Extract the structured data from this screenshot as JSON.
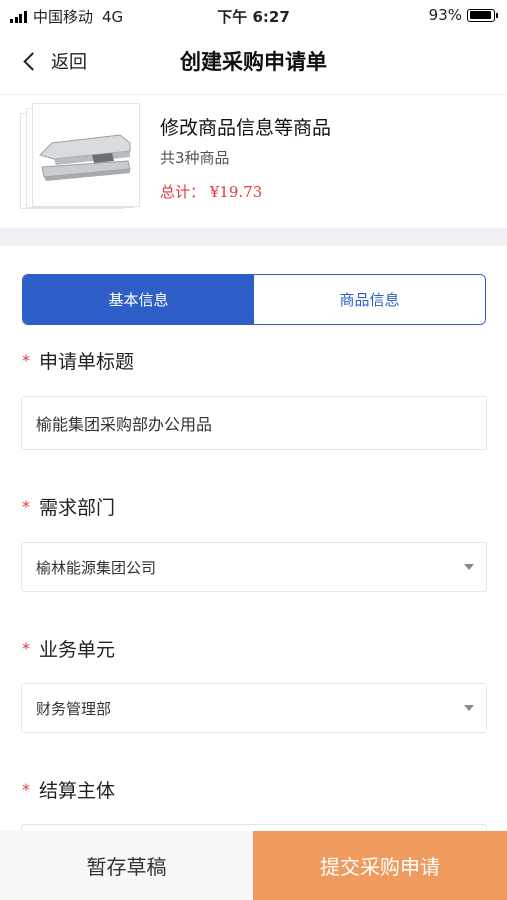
{
  "status_bar": {
    "carrier": "中国移动",
    "network": "4G",
    "time": "下午 6:27",
    "battery_text": "93%",
    "battery_level": 0.93
  },
  "nav": {
    "back_label": "返回",
    "title": "创建采购申请单"
  },
  "product": {
    "name": "修改商品信息等商品",
    "count": "共3种商品",
    "total": "总计： ¥19.73"
  },
  "tabs": [
    {
      "label": "基本信息",
      "active": true
    },
    {
      "label": "商品信息",
      "active": false
    }
  ],
  "form": {
    "title_field": {
      "label": "申请单标题",
      "value": "榆能集团采购部办公用品"
    },
    "department_field": {
      "label": "需求部门",
      "value": "榆林能源集团公司"
    },
    "business_unit_field": {
      "label": "业务单元",
      "value": "财务管理部"
    },
    "settlement_field": {
      "label": "结算主体",
      "value": ""
    },
    "required_mark": "*"
  },
  "actions": {
    "draft_label": "暂存草稿",
    "submit_label": "提交采购申请"
  },
  "colors": {
    "primary": "#2e5fc9",
    "required": "#e03a3a",
    "submit": "#ef9a5f",
    "separator": "#f0f1f4"
  }
}
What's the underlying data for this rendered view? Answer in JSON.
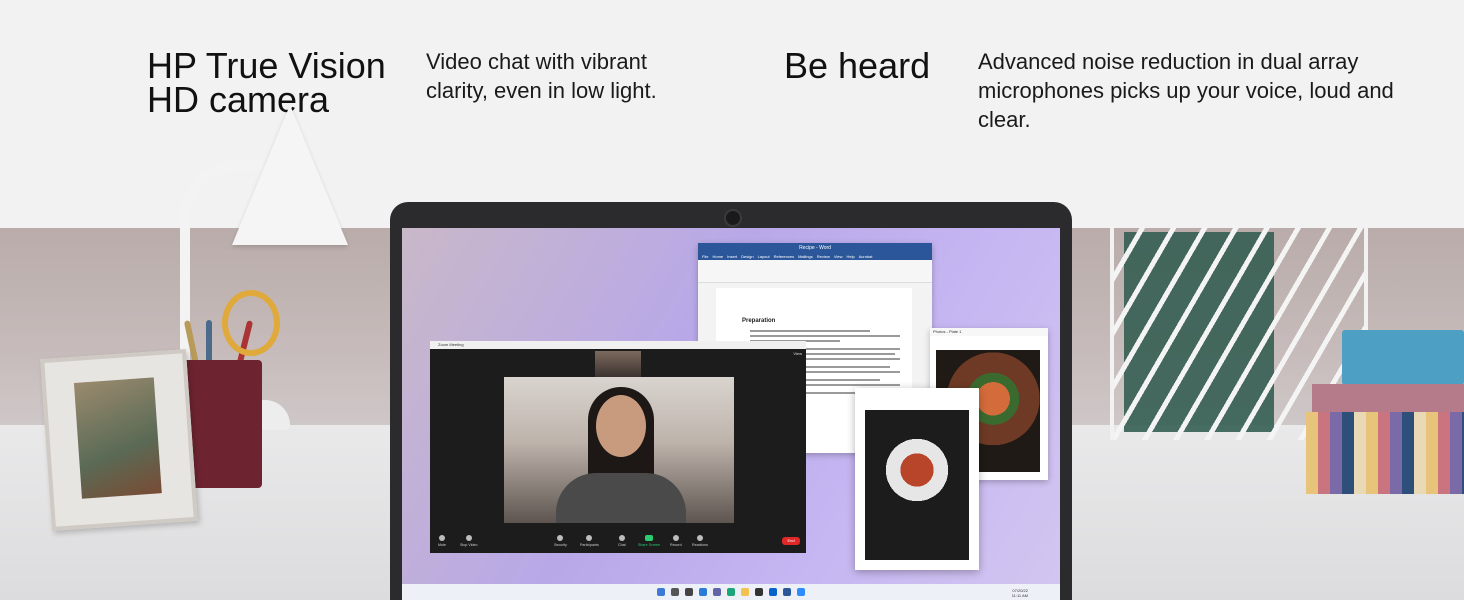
{
  "features": [
    {
      "title": "HP True Vision HD camera",
      "description": "Video chat with vibrant clarity, even in low light."
    },
    {
      "title": "Be heard",
      "description": "Advanced noise reduction in dual array microphones picks up your voice, loud and clear."
    }
  ],
  "screen": {
    "word": {
      "title": "Recipe - Word",
      "tabs": [
        "File",
        "Home",
        "Insert",
        "Design",
        "Layout",
        "References",
        "Mailings",
        "Review",
        "View",
        "Help",
        "Acrobat"
      ],
      "heading": "Preparation"
    },
    "zoom": {
      "title": "Zoom Meeting",
      "view_label": "View",
      "controls": [
        "Mute",
        "Stop Video",
        "Security",
        "Participants",
        "Chat",
        "Share Screen",
        "Record",
        "Reactions"
      ],
      "end_label": "End"
    },
    "photos": {
      "title": "Photos - Plate 1"
    },
    "taskbar": {
      "date": "07/20/22",
      "time": "11:11 AM"
    }
  },
  "colors": {
    "word_blue": "#2b579a",
    "zoom_end": "#e02828",
    "share_green": "#2ecc71"
  }
}
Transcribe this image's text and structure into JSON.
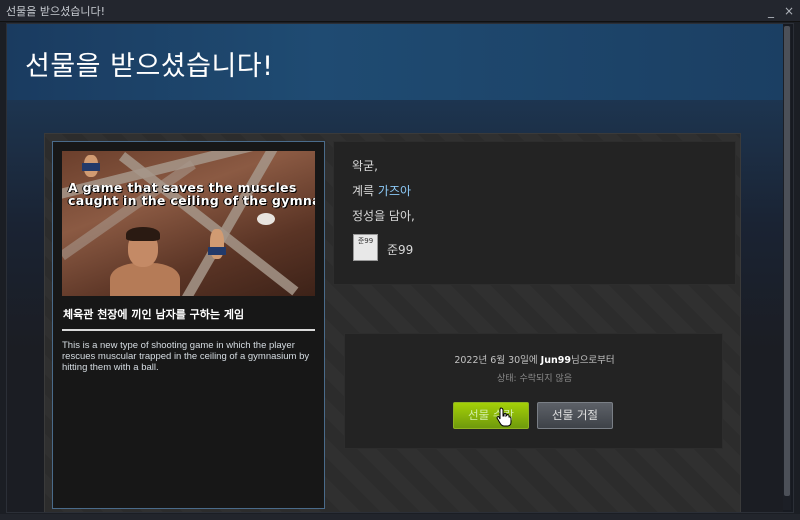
{
  "window": {
    "title": "선물을 받으셨습니다!",
    "minimize_glyph": "_",
    "close_glyph": "×"
  },
  "banner": {
    "heading": "선물을 받으셨습니다!"
  },
  "game": {
    "capsule_caption_line1": "A game that saves the muscles",
    "capsule_caption_line2": "caught in the ceiling of the gymnasium",
    "title": "체육관 천장에 끼인 남자를 구하는 게임",
    "description": "This is a new type of shooting game in which the player rescues muscular trapped in the ceiling of a gymnasium by hitting them with a ball."
  },
  "note": {
    "line1": "왁굳,",
    "line2_prefix": "계륵 ",
    "line2_highlight": "가즈아",
    "line3": "정성을 담아,",
    "sender": "준99",
    "avatar_text": "준99"
  },
  "actions": {
    "from_date": "2022년 6월 30일에 ",
    "from_name": "Jun99",
    "from_suffix": "님으로부터",
    "status": "상태: 수락되지 않음",
    "accept_label": "선물 수락",
    "decline_label": "선물 거절"
  },
  "colors": {
    "accent_green": "#a4d007",
    "banner_blue": "#1f4b72",
    "highlight_blue": "#8cc8f5"
  },
  "icons": {
    "cursor": "hand-pointer-icon",
    "avatar": "signature-avatar-icon"
  }
}
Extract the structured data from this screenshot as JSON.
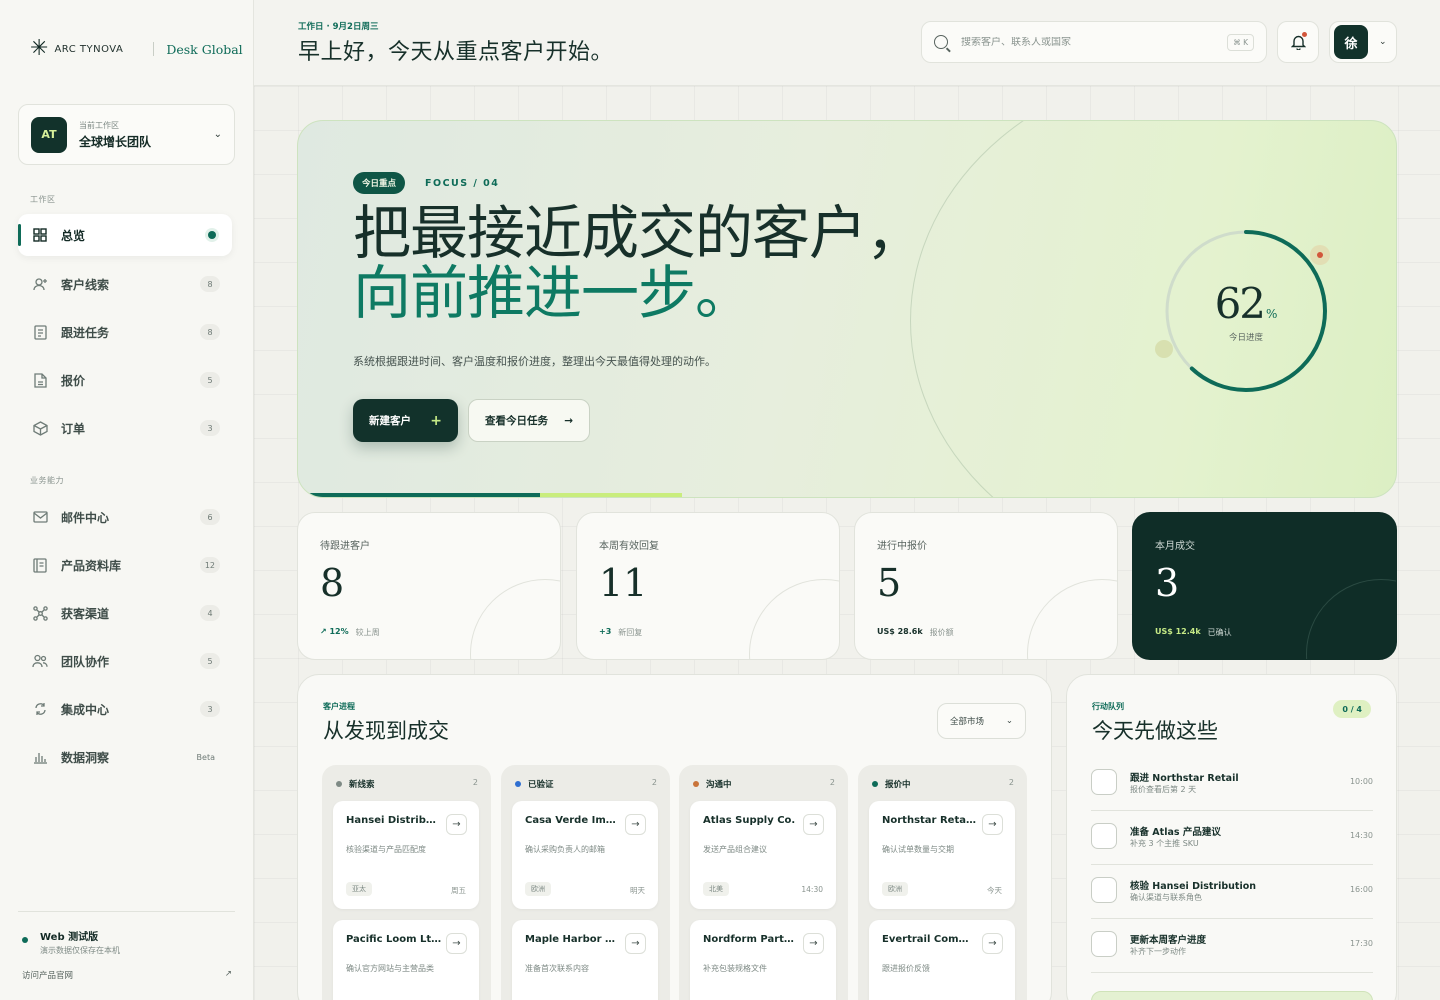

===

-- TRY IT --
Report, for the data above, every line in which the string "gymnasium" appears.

-- RESULT OF THIS TASK --
    "capsule_caption_line2": "caught in the ceiling of the gymnasium",
    "description": "This is a new type of shooting game in which the player rescues muscular trapped in the ceiling of a gymnasium by hitting them with a ball."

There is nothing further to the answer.